**WHAT IS REQUIRED**.
If a line in the listing below has the string "data", copy it out.

========================================

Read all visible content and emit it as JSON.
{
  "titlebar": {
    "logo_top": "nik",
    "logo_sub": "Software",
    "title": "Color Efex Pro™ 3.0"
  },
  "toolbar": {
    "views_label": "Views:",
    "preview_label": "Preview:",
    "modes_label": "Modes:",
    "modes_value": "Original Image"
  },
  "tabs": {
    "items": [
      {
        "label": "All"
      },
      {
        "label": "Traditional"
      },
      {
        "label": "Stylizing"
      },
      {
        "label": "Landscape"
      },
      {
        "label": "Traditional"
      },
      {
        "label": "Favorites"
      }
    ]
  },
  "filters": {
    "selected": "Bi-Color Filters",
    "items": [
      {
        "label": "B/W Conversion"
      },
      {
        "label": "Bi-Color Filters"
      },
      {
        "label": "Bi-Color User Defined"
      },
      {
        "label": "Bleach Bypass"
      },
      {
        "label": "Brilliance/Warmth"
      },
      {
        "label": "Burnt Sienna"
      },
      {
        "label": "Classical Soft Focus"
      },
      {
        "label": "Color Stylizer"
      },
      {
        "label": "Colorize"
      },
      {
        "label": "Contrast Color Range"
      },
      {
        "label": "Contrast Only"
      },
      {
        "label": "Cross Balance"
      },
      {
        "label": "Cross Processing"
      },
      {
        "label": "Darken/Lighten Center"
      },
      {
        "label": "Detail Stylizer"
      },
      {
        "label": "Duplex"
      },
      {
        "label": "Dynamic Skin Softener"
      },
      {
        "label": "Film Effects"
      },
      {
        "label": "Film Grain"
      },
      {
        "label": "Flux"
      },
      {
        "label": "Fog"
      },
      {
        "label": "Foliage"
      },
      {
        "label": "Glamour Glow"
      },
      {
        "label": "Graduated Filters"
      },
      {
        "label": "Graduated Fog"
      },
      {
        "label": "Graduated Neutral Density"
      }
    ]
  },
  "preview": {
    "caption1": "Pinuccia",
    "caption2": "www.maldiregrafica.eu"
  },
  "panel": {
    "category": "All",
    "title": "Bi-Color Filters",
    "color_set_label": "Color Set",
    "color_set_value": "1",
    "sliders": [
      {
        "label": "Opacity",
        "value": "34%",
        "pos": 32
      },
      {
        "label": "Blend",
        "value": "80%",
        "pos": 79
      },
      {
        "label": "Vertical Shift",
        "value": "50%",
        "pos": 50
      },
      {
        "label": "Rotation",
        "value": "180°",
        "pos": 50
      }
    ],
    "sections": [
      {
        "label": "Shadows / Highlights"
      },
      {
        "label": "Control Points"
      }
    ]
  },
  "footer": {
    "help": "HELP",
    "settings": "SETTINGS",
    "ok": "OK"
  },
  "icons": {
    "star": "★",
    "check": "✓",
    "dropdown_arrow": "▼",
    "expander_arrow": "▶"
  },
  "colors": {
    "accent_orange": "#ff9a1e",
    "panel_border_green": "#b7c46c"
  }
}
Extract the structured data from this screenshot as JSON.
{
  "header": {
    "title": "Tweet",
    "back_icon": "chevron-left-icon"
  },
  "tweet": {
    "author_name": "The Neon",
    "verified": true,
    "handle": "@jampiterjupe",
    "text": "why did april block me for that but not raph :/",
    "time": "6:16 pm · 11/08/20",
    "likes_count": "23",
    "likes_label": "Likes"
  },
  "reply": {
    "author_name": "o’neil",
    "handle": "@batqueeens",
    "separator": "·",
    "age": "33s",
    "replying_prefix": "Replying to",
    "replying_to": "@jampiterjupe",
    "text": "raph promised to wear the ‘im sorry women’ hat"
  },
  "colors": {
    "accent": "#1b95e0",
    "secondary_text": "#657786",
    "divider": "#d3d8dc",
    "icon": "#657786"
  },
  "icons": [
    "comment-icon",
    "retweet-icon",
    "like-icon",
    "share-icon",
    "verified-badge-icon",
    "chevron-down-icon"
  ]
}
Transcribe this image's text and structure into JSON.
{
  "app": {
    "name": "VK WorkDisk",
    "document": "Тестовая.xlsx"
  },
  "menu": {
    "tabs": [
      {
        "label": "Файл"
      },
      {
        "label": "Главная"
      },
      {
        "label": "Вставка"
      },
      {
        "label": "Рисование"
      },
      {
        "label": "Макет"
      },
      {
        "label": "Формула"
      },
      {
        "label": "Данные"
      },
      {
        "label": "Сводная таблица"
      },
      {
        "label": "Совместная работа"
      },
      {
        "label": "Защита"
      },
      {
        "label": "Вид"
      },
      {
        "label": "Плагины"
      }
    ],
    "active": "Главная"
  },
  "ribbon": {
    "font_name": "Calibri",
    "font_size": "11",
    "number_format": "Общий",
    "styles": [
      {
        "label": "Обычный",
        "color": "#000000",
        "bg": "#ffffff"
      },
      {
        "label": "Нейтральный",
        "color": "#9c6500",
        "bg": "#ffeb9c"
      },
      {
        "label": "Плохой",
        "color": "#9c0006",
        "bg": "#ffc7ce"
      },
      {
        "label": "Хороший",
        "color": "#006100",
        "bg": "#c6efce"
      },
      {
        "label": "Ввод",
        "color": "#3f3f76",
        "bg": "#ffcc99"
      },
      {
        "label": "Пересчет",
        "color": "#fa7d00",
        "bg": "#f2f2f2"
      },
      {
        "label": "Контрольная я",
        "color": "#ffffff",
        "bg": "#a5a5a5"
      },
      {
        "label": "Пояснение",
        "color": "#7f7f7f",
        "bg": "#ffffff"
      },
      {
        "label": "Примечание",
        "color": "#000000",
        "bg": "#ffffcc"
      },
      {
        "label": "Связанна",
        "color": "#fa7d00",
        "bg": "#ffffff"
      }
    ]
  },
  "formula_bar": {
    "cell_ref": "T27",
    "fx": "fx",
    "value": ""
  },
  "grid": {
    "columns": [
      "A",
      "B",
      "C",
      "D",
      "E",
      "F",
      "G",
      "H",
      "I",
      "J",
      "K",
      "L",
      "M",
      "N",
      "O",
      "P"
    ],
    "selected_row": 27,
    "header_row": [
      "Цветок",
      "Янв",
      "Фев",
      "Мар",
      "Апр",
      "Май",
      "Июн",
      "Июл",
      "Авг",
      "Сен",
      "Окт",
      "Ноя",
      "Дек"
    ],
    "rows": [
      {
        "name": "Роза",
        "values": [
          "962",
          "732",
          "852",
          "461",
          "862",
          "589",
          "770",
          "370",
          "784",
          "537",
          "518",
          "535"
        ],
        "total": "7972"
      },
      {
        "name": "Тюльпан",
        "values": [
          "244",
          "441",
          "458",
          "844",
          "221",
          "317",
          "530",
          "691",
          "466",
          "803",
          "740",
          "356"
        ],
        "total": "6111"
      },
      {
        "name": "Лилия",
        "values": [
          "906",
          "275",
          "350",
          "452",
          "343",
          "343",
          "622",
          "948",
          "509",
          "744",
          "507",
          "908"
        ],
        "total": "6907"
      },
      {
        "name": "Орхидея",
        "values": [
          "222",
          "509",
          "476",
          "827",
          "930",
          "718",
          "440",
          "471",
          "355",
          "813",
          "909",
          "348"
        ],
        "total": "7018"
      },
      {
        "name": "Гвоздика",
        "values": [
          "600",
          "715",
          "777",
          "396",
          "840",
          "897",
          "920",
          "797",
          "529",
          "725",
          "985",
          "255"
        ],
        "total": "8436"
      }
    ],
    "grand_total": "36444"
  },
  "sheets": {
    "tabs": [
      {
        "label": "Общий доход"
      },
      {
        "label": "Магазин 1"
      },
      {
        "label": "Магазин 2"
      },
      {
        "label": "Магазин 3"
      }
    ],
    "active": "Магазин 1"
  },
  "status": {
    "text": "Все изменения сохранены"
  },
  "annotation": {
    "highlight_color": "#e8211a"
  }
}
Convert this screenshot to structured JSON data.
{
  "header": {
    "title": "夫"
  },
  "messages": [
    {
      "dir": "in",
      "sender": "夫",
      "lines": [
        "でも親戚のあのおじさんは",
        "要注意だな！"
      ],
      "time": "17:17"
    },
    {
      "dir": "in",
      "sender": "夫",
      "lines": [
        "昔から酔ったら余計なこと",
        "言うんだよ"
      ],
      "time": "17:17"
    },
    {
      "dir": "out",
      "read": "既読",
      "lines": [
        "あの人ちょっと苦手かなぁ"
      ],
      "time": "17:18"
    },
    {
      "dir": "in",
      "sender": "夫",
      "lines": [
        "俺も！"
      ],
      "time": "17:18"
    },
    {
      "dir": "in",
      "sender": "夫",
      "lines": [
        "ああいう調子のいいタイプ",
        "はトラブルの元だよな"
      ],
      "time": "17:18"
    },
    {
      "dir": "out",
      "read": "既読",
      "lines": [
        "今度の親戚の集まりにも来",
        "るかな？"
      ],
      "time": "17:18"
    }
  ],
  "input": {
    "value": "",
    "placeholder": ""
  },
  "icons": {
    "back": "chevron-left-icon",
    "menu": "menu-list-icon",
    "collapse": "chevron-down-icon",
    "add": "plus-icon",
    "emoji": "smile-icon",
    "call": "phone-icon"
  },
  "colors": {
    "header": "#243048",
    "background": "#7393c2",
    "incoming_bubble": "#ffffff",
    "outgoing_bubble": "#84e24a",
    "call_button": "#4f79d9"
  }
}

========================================

**EXERCISE RESULT**.
Extract the structured data from this screenshot as JSON.
Convert this screenshot to structured JSON data.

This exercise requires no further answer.